Exercise directions: Only the lines from the line containing "Parse this screenshot: output" to the end of the material belong in the copy; set them down exactly, without pictures.

Exercise inputs:
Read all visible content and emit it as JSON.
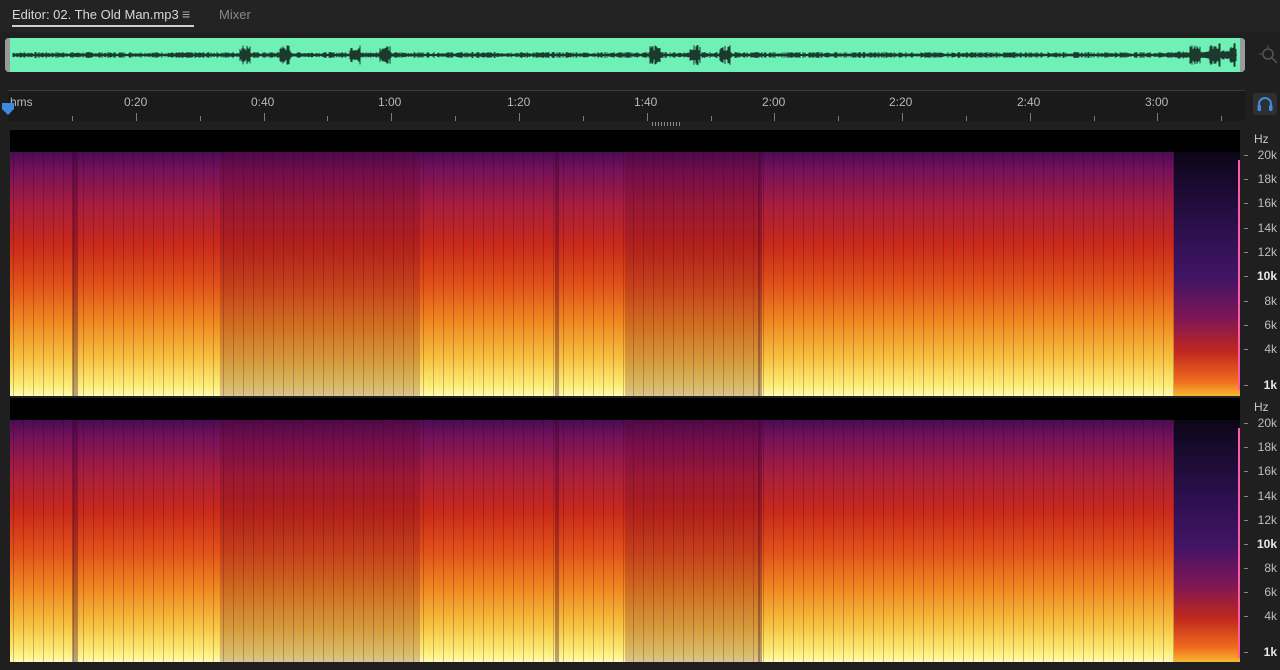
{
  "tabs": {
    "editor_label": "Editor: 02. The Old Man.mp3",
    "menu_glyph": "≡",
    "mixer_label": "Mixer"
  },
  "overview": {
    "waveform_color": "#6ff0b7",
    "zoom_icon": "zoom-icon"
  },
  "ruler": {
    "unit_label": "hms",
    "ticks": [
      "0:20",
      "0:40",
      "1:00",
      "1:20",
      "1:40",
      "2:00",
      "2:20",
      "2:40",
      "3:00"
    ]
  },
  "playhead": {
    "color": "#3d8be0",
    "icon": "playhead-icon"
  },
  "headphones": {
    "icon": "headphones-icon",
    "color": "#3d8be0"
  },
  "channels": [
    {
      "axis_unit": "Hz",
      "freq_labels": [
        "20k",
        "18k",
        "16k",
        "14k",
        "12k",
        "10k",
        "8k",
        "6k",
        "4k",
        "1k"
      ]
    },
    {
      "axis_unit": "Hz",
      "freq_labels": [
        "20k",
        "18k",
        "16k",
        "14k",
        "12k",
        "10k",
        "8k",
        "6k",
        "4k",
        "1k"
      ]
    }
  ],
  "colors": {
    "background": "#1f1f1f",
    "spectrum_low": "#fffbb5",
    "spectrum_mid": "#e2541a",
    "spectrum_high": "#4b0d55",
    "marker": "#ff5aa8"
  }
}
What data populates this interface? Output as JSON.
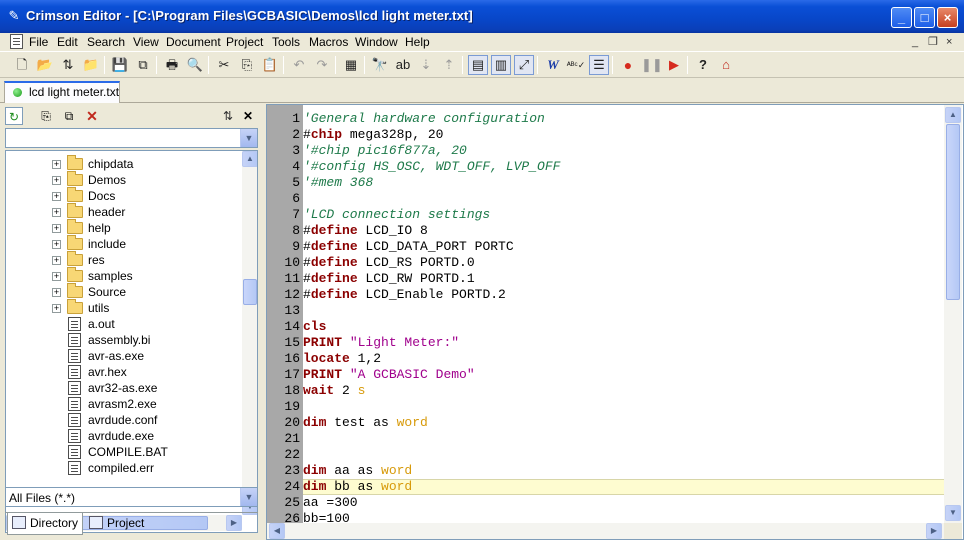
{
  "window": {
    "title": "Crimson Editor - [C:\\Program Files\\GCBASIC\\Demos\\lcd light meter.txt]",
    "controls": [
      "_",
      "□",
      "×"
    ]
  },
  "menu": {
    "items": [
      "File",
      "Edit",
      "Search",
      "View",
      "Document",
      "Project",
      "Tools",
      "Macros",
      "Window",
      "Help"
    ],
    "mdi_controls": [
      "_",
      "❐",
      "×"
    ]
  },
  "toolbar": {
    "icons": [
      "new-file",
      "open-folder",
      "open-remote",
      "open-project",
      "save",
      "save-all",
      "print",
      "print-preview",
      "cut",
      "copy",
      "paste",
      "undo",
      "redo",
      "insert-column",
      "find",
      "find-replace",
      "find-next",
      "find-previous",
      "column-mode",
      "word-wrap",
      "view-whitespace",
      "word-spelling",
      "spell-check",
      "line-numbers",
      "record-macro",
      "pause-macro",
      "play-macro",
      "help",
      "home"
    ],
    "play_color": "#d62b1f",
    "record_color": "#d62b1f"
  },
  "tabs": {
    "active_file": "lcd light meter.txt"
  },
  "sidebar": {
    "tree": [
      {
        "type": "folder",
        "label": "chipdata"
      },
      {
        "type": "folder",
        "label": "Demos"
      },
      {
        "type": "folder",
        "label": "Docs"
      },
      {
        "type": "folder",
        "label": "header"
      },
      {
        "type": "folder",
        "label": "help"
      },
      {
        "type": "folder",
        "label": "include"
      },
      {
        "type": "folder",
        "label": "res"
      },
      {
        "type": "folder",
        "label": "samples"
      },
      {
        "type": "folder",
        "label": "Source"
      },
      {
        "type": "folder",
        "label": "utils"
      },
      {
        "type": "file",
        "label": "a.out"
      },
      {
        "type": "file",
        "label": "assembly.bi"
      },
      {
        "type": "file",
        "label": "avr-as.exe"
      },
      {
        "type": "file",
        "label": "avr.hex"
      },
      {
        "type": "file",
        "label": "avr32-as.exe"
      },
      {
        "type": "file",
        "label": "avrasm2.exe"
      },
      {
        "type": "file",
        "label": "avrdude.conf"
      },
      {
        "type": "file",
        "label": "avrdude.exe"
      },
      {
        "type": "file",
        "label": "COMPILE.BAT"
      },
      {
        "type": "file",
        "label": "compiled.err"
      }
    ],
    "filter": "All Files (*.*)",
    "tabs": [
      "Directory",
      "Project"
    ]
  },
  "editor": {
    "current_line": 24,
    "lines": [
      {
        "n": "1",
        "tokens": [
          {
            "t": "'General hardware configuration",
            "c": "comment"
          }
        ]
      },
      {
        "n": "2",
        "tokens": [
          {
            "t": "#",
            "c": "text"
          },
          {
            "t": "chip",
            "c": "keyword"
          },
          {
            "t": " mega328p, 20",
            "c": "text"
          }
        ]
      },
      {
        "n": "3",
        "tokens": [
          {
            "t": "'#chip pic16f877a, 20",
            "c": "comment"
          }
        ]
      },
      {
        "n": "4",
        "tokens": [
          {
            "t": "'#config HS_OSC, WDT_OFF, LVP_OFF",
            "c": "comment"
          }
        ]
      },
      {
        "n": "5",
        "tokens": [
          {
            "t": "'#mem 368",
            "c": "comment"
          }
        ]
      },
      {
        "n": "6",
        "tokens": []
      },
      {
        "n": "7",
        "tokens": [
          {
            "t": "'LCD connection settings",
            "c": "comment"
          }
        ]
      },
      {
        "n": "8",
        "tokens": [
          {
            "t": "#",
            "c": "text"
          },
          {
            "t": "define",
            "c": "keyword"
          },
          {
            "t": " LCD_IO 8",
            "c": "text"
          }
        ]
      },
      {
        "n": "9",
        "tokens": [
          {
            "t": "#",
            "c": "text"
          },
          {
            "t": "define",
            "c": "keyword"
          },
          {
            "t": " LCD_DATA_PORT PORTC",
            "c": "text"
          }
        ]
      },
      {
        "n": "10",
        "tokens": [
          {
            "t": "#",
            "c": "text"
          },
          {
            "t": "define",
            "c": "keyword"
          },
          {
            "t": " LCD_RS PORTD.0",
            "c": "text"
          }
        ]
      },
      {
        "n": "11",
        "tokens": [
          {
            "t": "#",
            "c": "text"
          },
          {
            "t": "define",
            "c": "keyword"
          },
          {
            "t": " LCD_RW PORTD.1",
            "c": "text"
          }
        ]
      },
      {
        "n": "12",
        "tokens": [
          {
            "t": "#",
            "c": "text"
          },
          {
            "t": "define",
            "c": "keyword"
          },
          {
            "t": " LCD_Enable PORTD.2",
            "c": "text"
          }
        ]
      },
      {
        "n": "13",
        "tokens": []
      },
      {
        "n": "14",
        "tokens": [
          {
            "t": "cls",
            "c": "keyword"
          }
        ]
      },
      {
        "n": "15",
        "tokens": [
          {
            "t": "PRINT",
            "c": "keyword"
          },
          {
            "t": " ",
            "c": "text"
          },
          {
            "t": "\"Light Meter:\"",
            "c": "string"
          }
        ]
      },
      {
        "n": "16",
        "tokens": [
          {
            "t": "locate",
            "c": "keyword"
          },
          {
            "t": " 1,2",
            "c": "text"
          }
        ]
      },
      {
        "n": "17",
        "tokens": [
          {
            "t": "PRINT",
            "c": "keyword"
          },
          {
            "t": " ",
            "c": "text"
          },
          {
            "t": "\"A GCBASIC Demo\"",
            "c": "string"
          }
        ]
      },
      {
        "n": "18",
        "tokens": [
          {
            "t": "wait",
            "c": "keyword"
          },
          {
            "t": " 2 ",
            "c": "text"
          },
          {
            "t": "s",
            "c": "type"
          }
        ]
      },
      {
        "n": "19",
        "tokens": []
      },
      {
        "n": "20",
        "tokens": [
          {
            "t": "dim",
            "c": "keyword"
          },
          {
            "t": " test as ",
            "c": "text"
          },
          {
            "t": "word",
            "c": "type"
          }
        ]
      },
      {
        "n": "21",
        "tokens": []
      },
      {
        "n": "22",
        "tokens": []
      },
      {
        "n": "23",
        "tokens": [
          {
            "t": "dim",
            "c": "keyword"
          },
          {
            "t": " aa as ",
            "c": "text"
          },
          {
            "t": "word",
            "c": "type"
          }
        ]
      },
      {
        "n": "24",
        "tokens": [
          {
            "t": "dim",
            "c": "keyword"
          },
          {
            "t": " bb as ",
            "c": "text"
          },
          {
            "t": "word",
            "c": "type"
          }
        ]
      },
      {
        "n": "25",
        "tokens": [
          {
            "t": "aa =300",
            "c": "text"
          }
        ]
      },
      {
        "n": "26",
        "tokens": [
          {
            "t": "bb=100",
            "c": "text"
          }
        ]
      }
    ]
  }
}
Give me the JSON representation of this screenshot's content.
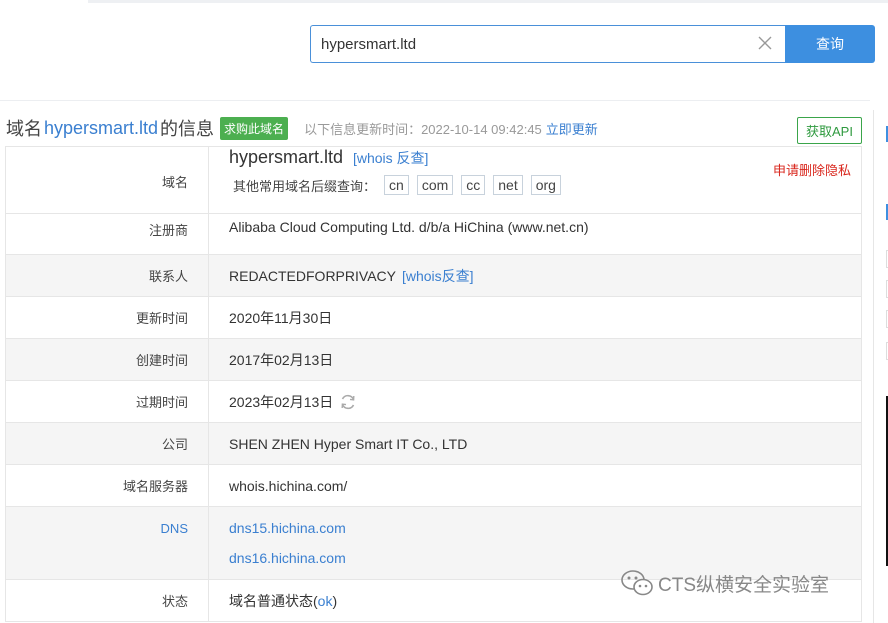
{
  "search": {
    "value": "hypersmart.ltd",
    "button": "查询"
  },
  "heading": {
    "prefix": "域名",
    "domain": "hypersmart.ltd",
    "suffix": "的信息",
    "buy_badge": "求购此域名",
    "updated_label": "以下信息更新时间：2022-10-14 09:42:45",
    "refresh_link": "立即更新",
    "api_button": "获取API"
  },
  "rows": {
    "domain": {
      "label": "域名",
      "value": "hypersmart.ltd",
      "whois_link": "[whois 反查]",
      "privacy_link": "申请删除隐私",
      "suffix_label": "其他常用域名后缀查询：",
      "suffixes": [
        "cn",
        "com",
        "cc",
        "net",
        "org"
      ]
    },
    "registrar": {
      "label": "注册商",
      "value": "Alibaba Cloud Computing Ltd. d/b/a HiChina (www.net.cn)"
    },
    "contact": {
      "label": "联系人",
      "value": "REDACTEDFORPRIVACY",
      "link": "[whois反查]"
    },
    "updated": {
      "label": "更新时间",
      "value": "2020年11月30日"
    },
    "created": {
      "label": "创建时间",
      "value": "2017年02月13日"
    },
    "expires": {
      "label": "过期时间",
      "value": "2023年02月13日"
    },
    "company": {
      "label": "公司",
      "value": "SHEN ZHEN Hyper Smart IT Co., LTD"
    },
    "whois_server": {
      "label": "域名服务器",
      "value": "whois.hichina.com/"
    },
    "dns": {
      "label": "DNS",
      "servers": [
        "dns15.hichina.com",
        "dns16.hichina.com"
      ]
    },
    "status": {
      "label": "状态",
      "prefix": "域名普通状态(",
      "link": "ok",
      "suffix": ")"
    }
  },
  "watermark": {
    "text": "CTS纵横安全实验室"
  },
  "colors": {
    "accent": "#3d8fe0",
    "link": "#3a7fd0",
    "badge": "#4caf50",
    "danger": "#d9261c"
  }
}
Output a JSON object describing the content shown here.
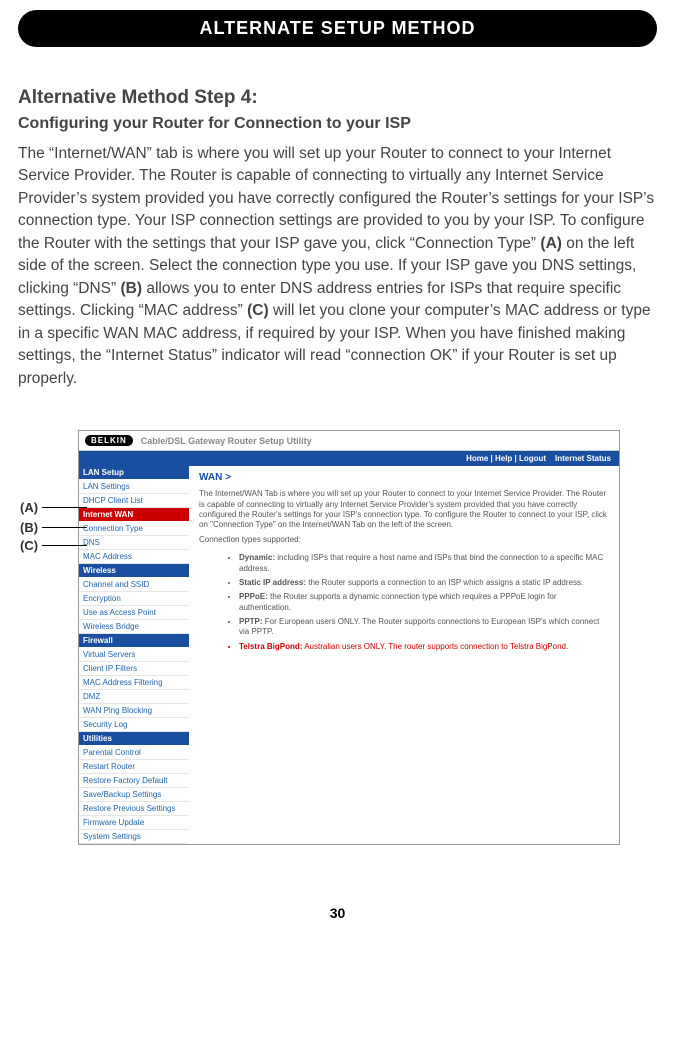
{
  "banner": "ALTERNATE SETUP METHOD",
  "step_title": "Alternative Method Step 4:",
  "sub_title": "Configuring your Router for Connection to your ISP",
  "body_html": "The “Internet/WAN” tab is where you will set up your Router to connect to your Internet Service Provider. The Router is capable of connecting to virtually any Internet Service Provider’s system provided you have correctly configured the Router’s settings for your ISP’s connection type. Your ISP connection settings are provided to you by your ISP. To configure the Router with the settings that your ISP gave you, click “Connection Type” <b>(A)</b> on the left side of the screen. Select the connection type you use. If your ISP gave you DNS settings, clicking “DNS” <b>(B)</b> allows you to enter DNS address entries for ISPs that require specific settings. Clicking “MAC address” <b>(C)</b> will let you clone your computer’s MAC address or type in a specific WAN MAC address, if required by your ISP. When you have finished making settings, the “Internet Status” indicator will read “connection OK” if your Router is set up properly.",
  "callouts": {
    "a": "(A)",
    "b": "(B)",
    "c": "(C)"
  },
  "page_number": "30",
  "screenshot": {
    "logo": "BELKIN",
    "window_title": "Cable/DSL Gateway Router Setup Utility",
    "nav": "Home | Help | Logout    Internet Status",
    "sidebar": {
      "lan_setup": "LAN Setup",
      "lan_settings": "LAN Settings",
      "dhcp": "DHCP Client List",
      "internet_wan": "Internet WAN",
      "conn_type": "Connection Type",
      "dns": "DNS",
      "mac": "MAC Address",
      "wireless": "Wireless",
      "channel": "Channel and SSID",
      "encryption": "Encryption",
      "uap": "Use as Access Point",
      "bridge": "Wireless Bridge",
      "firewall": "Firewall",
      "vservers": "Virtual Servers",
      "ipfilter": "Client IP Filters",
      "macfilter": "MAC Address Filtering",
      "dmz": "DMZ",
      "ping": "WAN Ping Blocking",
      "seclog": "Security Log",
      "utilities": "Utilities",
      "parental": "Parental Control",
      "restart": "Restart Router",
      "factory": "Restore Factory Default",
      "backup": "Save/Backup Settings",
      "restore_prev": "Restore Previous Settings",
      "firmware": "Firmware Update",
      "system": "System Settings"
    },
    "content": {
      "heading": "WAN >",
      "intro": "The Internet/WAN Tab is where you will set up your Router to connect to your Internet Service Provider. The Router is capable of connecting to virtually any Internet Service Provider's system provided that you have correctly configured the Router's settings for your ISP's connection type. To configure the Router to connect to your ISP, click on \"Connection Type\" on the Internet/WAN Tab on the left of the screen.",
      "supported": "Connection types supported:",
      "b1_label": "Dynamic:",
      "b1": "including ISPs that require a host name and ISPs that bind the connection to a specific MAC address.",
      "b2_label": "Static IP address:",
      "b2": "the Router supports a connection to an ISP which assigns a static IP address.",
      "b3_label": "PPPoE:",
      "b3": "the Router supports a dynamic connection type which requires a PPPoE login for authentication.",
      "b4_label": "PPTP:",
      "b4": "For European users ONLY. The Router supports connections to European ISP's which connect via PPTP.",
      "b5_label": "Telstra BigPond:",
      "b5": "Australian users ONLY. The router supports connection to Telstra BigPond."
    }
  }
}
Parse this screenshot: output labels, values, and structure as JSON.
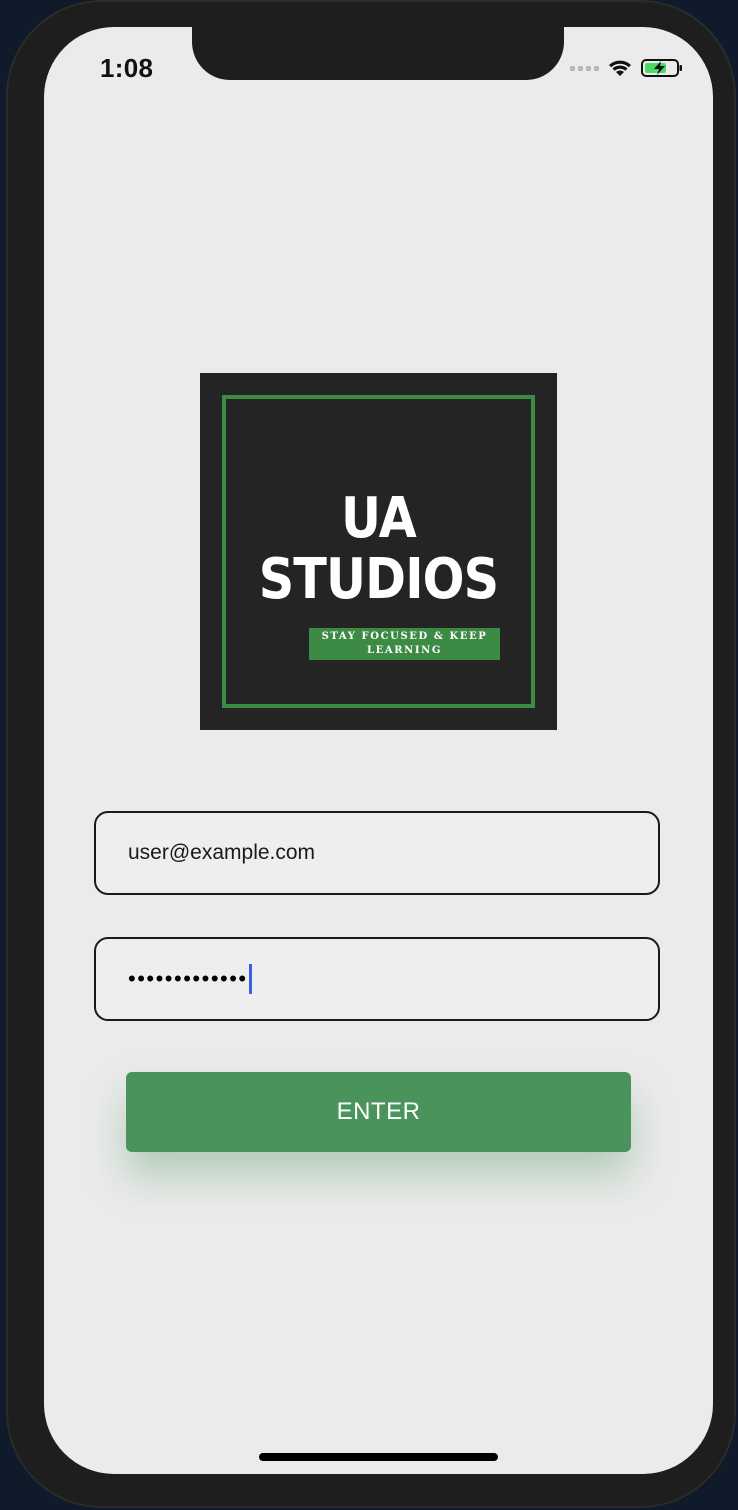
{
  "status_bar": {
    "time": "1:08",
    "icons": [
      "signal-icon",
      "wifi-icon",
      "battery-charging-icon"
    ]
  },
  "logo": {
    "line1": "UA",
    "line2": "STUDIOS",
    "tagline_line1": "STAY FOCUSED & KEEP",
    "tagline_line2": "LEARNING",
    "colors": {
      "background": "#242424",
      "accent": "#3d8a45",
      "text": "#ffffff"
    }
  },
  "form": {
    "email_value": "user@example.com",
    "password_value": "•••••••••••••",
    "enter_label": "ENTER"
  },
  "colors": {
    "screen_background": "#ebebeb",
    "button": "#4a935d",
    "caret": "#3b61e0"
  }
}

Solution for this problem:
Parse this screenshot: output labels, values, and structure as JSON.
{
  "status_bar": {
    "time": "1:08",
    "icons": [
      "signal-icon",
      "wifi-icon",
      "battery-charging-icon"
    ]
  },
  "logo": {
    "line1": "UA",
    "line2": "STUDIOS",
    "tagline_line1": "STAY FOCUSED & KEEP",
    "tagline_line2": "LEARNING",
    "colors": {
      "background": "#242424",
      "accent": "#3d8a45",
      "text": "#ffffff"
    }
  },
  "form": {
    "email_value": "user@example.com",
    "password_value": "•••••••••••••",
    "enter_label": "ENTER"
  },
  "colors": {
    "screen_background": "#ebebeb",
    "button": "#4a935d",
    "caret": "#3b61e0"
  }
}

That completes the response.